God knows I tried.
But, regardless of logic, I still had to justify this to myself on an emotional level. How could I believe in something so... abhorrent? And then it struck me (way late, I know). People don't commit wars! Politicians, dictatorial rulers commit wars, often either without asking their people, or else with the blind support of their populations. That blind support is largely nationalism - the people's misguided love for their country made manifest in an ugly way. Their dogmas. Race, religion, nationality... all stereotypes, weapons by which the clever lead the blind to the abyss and then live awesome lives on the bones of dead people. And if I could learn to hate national pride itself, then it wouldn't matter, because without national pride, logic takes precedence, and logic states 'avoid casualties' as opposed to 'don't invade another country'. If I can see all countries as imaginary lines on a map and nothing else, and people are united, then the standard old dividing lines fall apart and new dividing lines - namely, ideologies - take over. You can then imagine a scenario where someone whose country is being invaded can go and help the invaders, not because he's a paid traitor, but because being say, an Iraqi fighting invading Americans means nothing to him - he's a free human helping other free humans, or fighting violent terrorists. The ideology of freedom and liberal democracy - the only ideology I've found to date to be any good - becomes all-pervasive, and those opposing it become misguided nationalists stuck in their dogmas.
And, as a bonus, I found the Democratic Peace Theory: a realistic-sounding roadmap to world peace. It made sense to me because I envisioned peace happening along similar lines years earlier - basically a kind of worldwide EU. But the vital missing piece was interventionism. Instead of simply waiting for dictators to die or run out of people to rule over, we could free the people and set up accountable governments - governments who will be far too busy working to give people decent stuff like water and food, to declare war on their neighbours. The puzzle fitted. The belief stuck.

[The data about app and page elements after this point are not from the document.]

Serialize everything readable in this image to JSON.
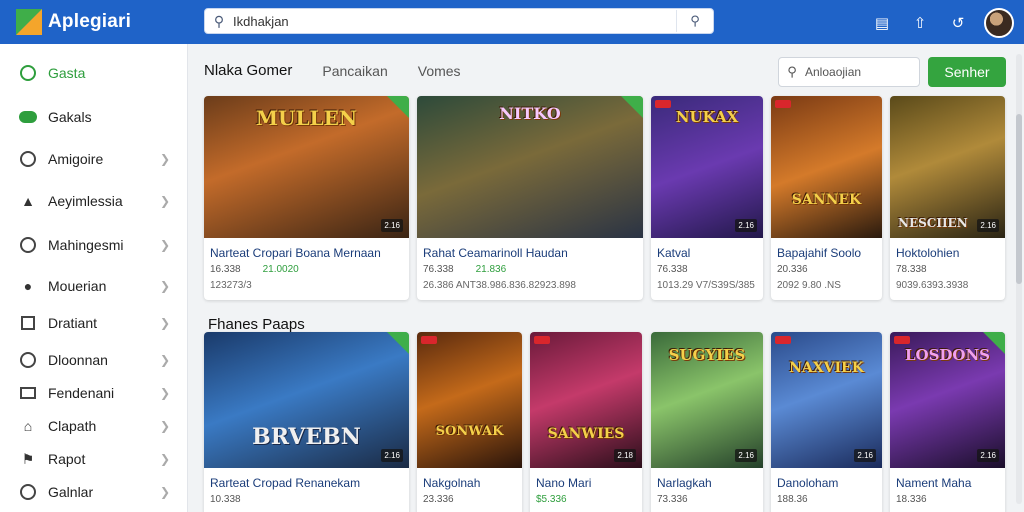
{
  "app": {
    "title": "Aplegiari"
  },
  "search": {
    "placeholder": "",
    "value": "Ikdhakjan",
    "icon": "search-icon"
  },
  "colors": {
    "topbar": "#1f63c8",
    "accent": "#34a43f",
    "link": "#1b3d7a"
  },
  "sidebar": {
    "items": [
      {
        "label": "Gasta",
        "icon": "circle-icon",
        "active": true
      },
      {
        "label": "Gakals",
        "icon": "cloud-icon"
      },
      {
        "label": "Amigoire",
        "icon": "circle-icon"
      },
      {
        "label": "Aeyimlessia",
        "icon": "home-icon"
      },
      {
        "label": "Mahingesmi",
        "icon": "circle-icon"
      },
      {
        "label": "Mouerian",
        "icon": "user-icon"
      },
      {
        "label": "Dratiant",
        "icon": "square-icon"
      },
      {
        "label": "Dloonnan",
        "icon": "circle-icon"
      },
      {
        "label": "Fendenani",
        "icon": "card-icon"
      },
      {
        "label": "Clapath",
        "icon": "home-icon"
      },
      {
        "label": "Rapot",
        "icon": "flag-icon"
      },
      {
        "label": "Galnlar",
        "icon": "circle-icon"
      }
    ]
  },
  "tabs": [
    "Nlaka Gomer",
    "Pancaikan",
    "Vomes"
  ],
  "filter": {
    "value": "Anloaojian"
  },
  "cta": {
    "label": "Senher"
  },
  "section2": {
    "title": "Fhanes Paaps"
  },
  "row1": [
    {
      "title": "Narteat Cropari Boana Mernaan",
      "meta1": "16.338",
      "price": "21.0020",
      "meta2": "123273/3",
      "art_text": "MULLEN",
      "size": "2.16"
    },
    {
      "title": "Rahat Ceamarinoll Haudan",
      "meta1": "76.338",
      "price": "21.836",
      "meta2": "26.386 ANT38.986.836.82923.898",
      "art_text": "NITKO",
      "size": ""
    },
    {
      "title": "Katval",
      "meta1": "76.338",
      "price": "",
      "meta2": "1013.29 V7/S39S/385",
      "art_text": "NUKAX",
      "size": "2.16"
    },
    {
      "title": "Bapajahif Soolo",
      "meta1": "20.336",
      "price": "",
      "meta2": "2092 9.80 .NS",
      "art_text": "SANNEK",
      "size": ""
    },
    {
      "title": "Hoktolohien",
      "meta1": "78.338",
      "price": "",
      "meta2": "9039.6393.3938",
      "art_text": "NESCIIEN",
      "size": "2.16"
    }
  ],
  "row2": [
    {
      "title": "Rarteat Cropad Renanekam",
      "meta1": "10.338",
      "price": "",
      "meta2": "",
      "art_text": "BRVEBN",
      "size": "2.16"
    },
    {
      "title": "Nakgolnah",
      "meta1": "23.336",
      "price": "",
      "meta2": "",
      "art_text": "SONWAK",
      "size": ""
    },
    {
      "title": "Nano Mari",
      "meta1": "$5.336",
      "price": "",
      "meta2": "",
      "art_text": "SANWIES",
      "size": "2.18"
    },
    {
      "title": "Narlagkah",
      "meta1": "73.336",
      "price": "",
      "meta2": "",
      "art_text": "SUGYIES",
      "size": "2.16"
    },
    {
      "title": "Danoloham",
      "meta1": "188.36",
      "price": "",
      "meta2": "",
      "art_text": "NAXVIEK",
      "size": "2.16"
    },
    {
      "title": "Nament Maha",
      "meta1": "18.336",
      "price": "",
      "meta2": "",
      "art_text": "LOSDONS",
      "size": "2.16"
    }
  ]
}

How did I get from A to B? Basically, two things. Firstly, reading stuff from the other side's point of view and evaluating it, critically, all the time (the ability to use logic is paramount here). Secondly, being involved, always, in debates on your topics of interest, always always always questioning your beliefs, and should they fail, taking the arguments that defeated them for your own after thorough critical evaluation.